Supplied material ->
————————

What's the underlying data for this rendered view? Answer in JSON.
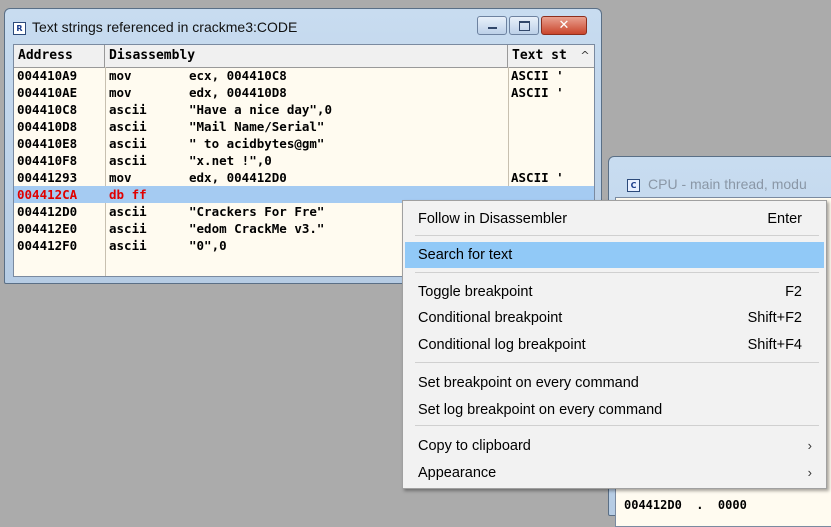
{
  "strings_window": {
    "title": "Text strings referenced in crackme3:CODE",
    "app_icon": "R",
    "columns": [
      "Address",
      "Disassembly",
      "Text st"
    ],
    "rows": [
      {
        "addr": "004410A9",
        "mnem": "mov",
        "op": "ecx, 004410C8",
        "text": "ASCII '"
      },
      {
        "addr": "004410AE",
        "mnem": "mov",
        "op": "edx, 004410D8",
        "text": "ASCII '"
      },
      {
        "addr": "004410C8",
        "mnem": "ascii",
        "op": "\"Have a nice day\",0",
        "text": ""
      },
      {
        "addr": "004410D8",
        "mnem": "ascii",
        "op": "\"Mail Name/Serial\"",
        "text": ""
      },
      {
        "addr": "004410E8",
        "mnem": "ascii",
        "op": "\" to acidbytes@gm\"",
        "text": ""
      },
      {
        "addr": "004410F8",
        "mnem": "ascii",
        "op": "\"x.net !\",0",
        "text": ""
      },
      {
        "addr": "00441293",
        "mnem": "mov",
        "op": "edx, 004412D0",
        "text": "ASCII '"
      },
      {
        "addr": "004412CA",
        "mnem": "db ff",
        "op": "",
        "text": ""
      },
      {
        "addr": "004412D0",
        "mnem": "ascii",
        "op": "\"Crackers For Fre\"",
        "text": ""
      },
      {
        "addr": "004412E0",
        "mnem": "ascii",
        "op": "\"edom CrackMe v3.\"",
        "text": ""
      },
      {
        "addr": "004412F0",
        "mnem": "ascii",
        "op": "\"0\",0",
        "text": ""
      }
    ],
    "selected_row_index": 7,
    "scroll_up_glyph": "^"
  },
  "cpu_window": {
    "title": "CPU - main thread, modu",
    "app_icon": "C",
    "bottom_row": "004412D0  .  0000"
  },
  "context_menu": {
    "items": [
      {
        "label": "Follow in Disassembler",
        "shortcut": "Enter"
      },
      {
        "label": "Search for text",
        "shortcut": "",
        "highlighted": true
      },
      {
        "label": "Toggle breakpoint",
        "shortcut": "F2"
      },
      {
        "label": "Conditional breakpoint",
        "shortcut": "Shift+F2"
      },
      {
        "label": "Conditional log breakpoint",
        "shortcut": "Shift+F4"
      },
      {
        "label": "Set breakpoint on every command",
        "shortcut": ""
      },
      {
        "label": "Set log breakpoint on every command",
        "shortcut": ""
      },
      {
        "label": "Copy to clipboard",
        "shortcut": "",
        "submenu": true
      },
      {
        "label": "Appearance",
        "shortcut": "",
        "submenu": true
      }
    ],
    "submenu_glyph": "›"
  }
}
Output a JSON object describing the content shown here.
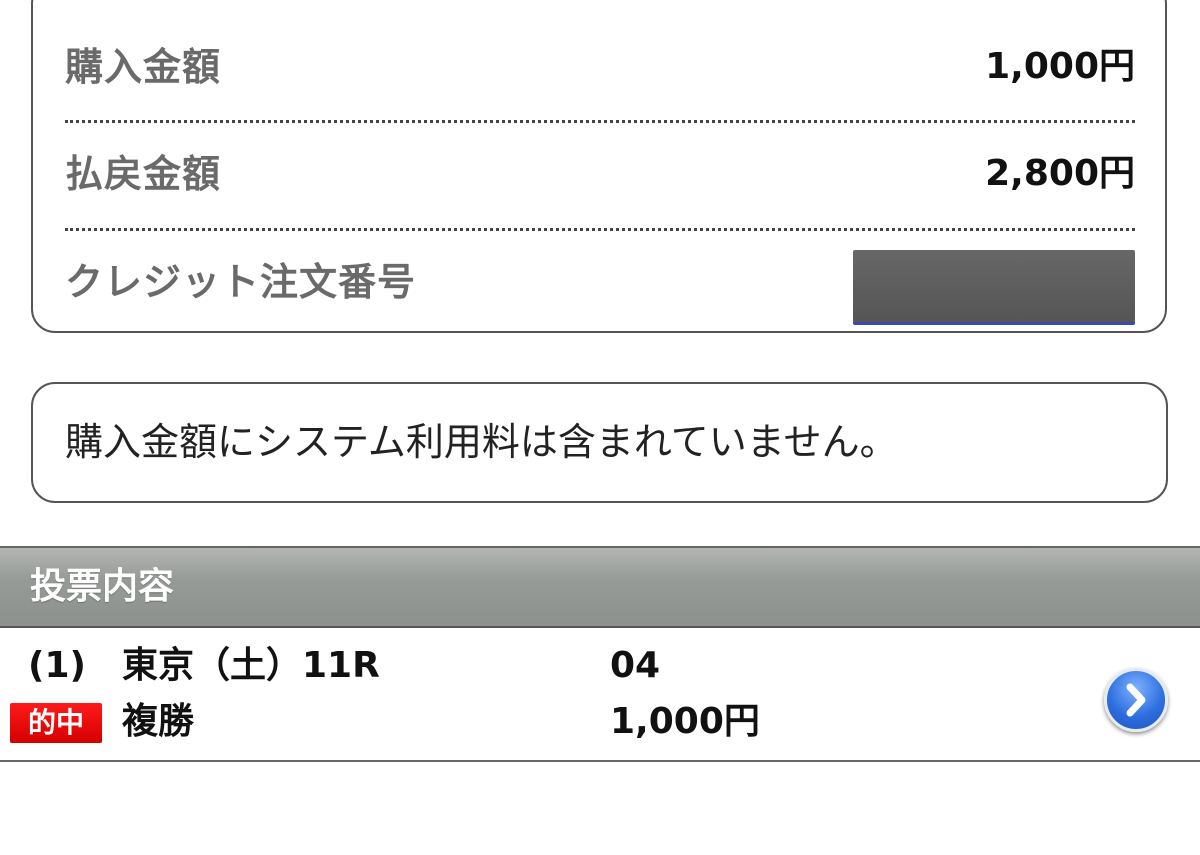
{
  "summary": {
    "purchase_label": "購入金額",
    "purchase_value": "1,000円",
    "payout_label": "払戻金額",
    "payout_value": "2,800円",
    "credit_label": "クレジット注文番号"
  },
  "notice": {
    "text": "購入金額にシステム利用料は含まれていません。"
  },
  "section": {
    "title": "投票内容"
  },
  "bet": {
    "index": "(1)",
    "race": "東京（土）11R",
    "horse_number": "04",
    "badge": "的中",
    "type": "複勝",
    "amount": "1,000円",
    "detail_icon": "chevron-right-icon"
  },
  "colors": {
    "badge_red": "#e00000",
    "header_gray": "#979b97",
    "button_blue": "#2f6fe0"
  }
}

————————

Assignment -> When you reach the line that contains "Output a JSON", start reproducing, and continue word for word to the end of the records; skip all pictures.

Result ->
Output a JSON object describing the content shown here.
{
  "summary": {
    "purchase_label": "購入金額",
    "purchase_value": "1,000円",
    "payout_label": "払戻金額",
    "payout_value": "2,800円",
    "credit_label": "クレジット注文番号"
  },
  "notice": {
    "text": "購入金額にシステム利用料は含まれていません。"
  },
  "section": {
    "title": "投票内容"
  },
  "bet": {
    "index": "(1)",
    "race": "東京（土）11R",
    "horse_number": "04",
    "badge": "的中",
    "type": "複勝",
    "amount": "1,000円",
    "detail_icon": "chevron-right-icon"
  },
  "colors": {
    "badge_red": "#e00000",
    "header_gray": "#979b97",
    "button_blue": "#2f6fe0"
  }
}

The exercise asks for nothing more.